## Aim of the exercise
Check every line of the material below, and show those that contain "header".

## Provided material
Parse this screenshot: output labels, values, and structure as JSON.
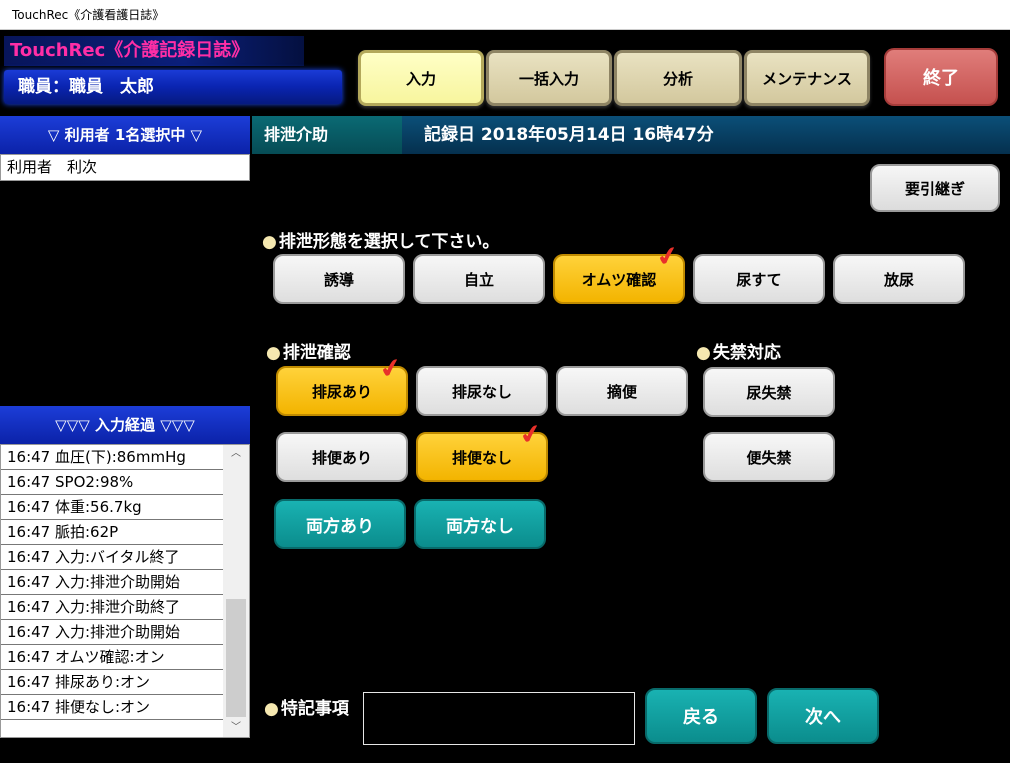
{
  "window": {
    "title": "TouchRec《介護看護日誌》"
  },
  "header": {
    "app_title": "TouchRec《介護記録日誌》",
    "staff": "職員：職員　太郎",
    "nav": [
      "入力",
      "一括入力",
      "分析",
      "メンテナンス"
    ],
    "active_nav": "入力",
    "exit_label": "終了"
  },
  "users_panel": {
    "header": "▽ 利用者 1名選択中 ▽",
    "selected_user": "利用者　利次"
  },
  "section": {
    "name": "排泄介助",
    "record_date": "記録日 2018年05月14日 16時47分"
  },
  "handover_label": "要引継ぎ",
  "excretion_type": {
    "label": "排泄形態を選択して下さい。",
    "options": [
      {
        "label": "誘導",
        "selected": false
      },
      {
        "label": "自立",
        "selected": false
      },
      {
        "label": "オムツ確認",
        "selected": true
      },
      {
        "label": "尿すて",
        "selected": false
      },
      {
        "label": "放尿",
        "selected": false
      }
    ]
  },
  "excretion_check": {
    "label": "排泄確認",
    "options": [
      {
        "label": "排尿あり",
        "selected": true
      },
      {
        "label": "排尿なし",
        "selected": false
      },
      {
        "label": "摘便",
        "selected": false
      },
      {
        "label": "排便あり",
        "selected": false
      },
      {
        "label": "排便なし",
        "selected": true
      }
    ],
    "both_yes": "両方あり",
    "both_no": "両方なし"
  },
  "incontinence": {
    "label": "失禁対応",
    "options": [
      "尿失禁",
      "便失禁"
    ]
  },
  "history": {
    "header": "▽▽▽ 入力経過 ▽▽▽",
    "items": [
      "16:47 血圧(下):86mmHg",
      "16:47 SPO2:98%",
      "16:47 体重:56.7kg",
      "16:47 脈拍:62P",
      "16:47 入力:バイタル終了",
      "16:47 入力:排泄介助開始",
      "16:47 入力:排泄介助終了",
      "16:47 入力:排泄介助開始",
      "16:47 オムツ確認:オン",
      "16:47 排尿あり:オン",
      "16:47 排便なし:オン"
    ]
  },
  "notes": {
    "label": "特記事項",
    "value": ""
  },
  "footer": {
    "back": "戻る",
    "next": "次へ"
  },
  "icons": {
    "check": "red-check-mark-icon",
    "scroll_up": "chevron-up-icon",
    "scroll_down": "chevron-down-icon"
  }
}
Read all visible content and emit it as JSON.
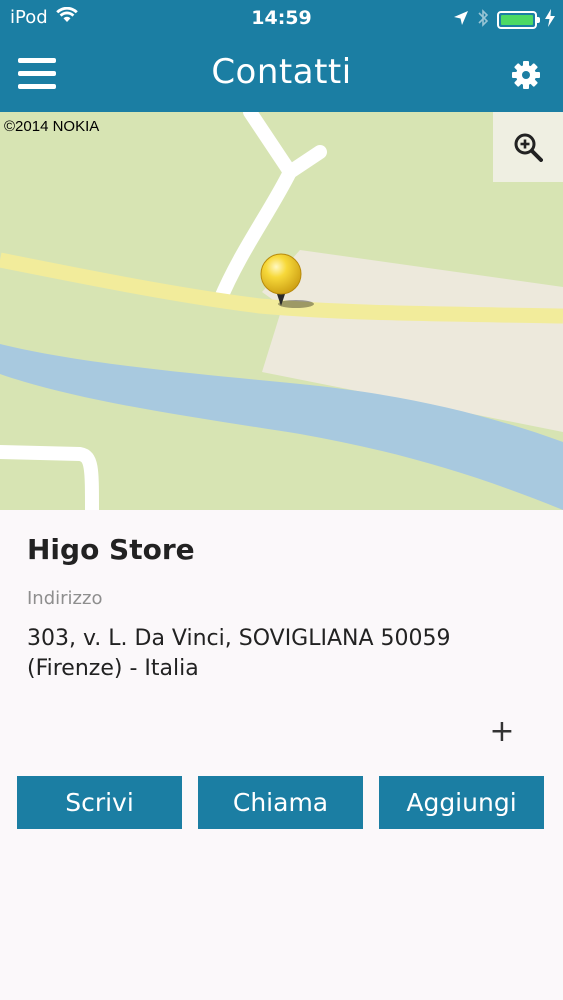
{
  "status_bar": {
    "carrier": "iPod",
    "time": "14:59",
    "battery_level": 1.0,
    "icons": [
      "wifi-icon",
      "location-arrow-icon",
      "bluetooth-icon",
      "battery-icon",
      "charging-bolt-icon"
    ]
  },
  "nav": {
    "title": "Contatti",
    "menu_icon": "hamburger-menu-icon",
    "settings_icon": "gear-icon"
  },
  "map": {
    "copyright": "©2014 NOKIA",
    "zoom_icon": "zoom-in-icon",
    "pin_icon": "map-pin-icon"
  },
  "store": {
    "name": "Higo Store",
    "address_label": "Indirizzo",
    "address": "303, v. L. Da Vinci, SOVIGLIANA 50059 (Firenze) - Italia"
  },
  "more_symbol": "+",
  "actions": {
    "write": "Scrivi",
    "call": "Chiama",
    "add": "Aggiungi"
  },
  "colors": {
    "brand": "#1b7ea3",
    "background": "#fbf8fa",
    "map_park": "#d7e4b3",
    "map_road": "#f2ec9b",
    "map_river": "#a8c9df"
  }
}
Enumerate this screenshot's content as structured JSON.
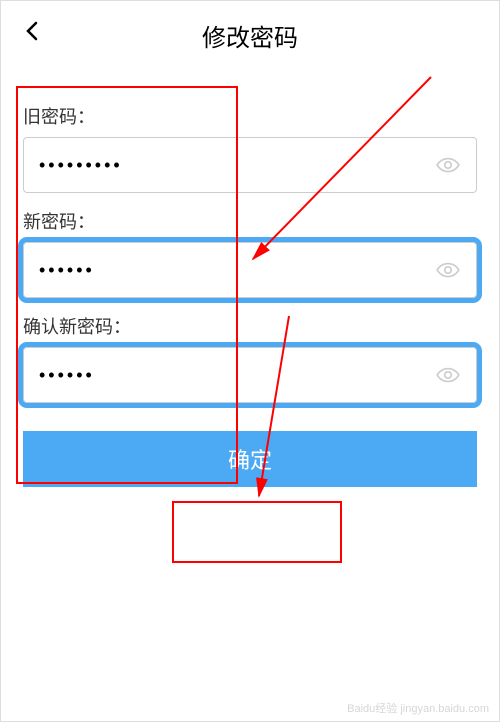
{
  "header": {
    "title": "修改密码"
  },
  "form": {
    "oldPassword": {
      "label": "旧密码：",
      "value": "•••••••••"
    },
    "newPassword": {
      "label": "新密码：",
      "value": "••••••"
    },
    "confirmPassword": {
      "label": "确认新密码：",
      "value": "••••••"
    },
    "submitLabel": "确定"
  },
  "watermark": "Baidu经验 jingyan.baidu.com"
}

## Written response
  "header": {
    "header": "▽ 利用者 1名選択中 ▽",
    "header": "▽▽▽ 入力経過 ▽▽▽",
  "header": {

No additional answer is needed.